### Saved entries:
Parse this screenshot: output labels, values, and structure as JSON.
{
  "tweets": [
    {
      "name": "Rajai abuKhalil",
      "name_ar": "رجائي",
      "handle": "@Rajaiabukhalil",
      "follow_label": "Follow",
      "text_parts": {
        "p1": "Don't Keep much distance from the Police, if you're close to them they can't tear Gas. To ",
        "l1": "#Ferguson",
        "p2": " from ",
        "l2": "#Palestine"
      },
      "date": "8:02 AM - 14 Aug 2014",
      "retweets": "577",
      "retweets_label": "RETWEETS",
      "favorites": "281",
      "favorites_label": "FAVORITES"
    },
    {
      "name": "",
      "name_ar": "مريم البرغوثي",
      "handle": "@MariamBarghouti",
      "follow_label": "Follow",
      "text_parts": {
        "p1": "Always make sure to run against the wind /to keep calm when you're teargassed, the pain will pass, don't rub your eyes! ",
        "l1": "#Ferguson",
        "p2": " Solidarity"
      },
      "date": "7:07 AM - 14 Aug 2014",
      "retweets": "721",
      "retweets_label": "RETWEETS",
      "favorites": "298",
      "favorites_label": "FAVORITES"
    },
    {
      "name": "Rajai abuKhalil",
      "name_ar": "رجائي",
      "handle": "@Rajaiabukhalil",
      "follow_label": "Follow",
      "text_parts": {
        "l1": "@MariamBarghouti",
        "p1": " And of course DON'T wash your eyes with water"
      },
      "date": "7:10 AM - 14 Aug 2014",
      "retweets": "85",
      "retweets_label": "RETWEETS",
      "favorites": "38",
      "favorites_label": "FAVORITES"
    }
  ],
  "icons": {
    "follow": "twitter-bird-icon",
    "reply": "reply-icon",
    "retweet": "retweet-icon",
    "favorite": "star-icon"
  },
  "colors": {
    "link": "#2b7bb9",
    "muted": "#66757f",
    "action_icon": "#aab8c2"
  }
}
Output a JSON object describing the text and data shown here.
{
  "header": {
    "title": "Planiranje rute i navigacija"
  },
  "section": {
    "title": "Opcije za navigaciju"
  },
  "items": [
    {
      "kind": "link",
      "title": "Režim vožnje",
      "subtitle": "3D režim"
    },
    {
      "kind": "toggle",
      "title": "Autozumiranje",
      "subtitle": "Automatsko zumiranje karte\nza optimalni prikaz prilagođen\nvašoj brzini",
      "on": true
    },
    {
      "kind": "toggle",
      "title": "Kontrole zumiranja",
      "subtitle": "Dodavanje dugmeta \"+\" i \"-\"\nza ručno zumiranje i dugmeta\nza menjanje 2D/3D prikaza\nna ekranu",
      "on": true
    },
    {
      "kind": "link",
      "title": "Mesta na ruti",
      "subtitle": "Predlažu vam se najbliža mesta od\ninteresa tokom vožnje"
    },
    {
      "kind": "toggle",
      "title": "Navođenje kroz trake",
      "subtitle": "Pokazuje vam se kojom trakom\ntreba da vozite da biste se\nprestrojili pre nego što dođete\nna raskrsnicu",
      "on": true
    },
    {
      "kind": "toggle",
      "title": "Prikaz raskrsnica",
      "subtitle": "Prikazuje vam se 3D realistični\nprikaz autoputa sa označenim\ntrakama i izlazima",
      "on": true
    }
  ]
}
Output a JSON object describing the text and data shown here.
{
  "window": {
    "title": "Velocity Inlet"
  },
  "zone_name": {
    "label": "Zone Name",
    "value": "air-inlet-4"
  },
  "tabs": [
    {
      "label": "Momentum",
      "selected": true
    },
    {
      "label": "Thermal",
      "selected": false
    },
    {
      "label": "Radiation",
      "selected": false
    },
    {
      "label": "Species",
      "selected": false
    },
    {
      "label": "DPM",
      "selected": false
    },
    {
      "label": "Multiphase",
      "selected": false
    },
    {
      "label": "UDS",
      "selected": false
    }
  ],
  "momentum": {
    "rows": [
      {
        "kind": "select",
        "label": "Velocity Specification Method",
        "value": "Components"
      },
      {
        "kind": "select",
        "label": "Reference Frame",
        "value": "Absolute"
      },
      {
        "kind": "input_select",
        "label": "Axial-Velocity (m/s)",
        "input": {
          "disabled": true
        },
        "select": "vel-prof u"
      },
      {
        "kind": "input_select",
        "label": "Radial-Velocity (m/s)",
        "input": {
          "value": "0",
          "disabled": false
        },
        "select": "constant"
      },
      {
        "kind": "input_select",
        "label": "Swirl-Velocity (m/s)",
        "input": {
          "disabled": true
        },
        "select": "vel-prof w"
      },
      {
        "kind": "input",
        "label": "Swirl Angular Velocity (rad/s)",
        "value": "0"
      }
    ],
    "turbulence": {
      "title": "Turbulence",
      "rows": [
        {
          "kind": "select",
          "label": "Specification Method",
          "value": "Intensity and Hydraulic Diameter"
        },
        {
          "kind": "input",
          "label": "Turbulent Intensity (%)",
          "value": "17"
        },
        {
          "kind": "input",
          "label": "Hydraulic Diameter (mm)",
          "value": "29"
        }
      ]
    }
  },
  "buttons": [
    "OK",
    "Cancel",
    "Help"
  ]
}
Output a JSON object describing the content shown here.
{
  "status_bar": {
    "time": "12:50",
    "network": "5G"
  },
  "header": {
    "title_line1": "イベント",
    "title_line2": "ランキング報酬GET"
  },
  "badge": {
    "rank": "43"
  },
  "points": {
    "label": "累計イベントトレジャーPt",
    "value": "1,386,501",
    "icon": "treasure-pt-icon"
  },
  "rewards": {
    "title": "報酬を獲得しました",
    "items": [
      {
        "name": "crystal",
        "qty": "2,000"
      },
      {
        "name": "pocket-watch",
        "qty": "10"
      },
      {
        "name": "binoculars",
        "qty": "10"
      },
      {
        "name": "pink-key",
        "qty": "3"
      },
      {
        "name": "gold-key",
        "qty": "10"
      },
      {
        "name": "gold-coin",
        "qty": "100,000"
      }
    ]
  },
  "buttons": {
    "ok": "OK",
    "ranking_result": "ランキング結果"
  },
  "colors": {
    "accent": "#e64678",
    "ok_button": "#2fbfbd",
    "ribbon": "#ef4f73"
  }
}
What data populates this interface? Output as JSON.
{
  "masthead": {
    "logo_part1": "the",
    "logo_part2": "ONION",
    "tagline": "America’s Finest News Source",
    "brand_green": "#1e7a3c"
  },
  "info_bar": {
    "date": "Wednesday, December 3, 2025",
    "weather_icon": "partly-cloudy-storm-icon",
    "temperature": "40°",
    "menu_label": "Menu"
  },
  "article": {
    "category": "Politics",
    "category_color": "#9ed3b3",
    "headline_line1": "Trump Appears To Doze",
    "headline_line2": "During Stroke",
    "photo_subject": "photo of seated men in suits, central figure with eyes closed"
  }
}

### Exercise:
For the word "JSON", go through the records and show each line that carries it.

### Response to the exercise:
Parse this screenshot: output labels, values, and structure as JSON.
Output a JSON object describing the text and data shown here.
Output a JSON object describing the text and data shown here.
Output a JSON object describing the content shown here.
What data populates this interface? Output as JSON.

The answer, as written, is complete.